This is a brilliantly delivered CSS video tutorial! It breaks down the difference between absolute and relative positioning in a way that really makes sense for anyone getting started with CSS.

Truly comprehending how to use the position: relative; and position: absolute; positioning declarations is necessary to have complete control over styling your documents through CSS. This is something that can be applied to just about any part of a document, which provides a high level of customization options.

When working with position: relative; the way the object in question is positioned is indeed relative to page margins of your document or relevant container. So for example, of you had a header that you wanted to be positioned in the upper left hand corner of the screen, then the code may look something like this.

h1 {
    position: relative;
    top: 5px;
    right: 5px;
}

Now compare that to position: absolute; where elements are positioned in relation to the browser window or parent element. So while relative positioning does not affect any other elements other than what is specifically targeted, absolute positioning can result in overlapping elements because objects are being placed in specific locations. If you wanted to position an image in the lower right corner of the screen, for instance, your code may look something like this.

img {
    position: absolute;
    bottom: 0px;
    right: 0px;
}

There are more ways to position things using CSS, but with these two basics fully understood you can accomplish a lot.
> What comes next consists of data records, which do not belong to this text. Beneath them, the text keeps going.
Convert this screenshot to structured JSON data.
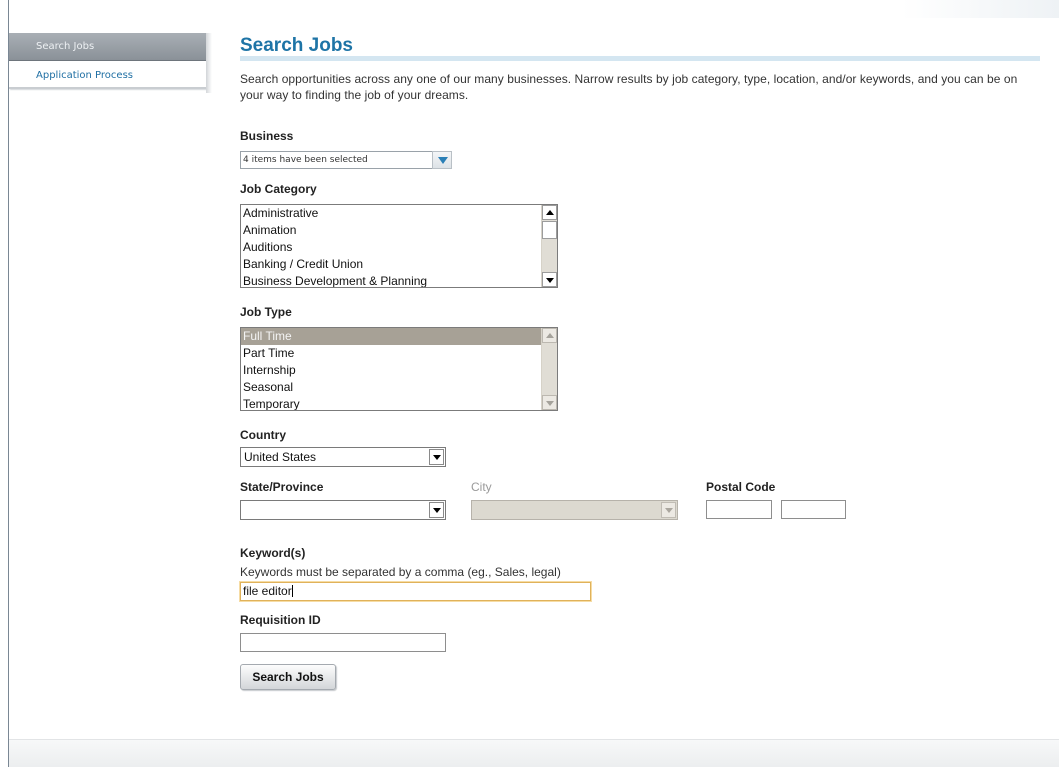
{
  "sidebar": {
    "items": [
      {
        "label": "Search Jobs",
        "active": true
      },
      {
        "label": "Application Process",
        "active": false
      }
    ]
  },
  "main": {
    "title": "Search Jobs",
    "intro": "Search opportunities across any one of our many businesses. Narrow results by job category, type, location, and/or keywords, and you can be on your way to finding the job of your dreams."
  },
  "form": {
    "business": {
      "label": "Business",
      "value": "4 items have been selected"
    },
    "job_category": {
      "label": "Job Category",
      "options": [
        "Administrative",
        "Animation",
        "Auditions",
        "Banking / Credit Union",
        "Business Development & Planning"
      ]
    },
    "job_type": {
      "label": "Job Type",
      "options": [
        "Full Time",
        "Part Time",
        "Internship",
        "Seasonal",
        "Temporary"
      ],
      "selected": "Full Time"
    },
    "country": {
      "label": "Country",
      "value": "United States"
    },
    "state": {
      "label": "State/Province",
      "value": ""
    },
    "city": {
      "label": "City",
      "value": ""
    },
    "postal_code": {
      "label": "Postal Code",
      "value_1": "",
      "value_2": ""
    },
    "keywords": {
      "label": "Keyword(s)",
      "hint": "Keywords must be separated by a comma (eg., Sales, legal)",
      "value": "file editor"
    },
    "requisition_id": {
      "label": "Requisition ID",
      "value": ""
    },
    "submit_label": "Search Jobs"
  },
  "colors": {
    "title_blue": "#1e74a6",
    "link_blue": "#1f6fa3",
    "selected_option": "#a7a196",
    "focus_border": "#e0b25b"
  }
}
If this simple CSS tutorial was helpful to you, you will also enjoy this post on the ‘cascading’ behavior of Cascading Style Sheets. Thanks for stopping by!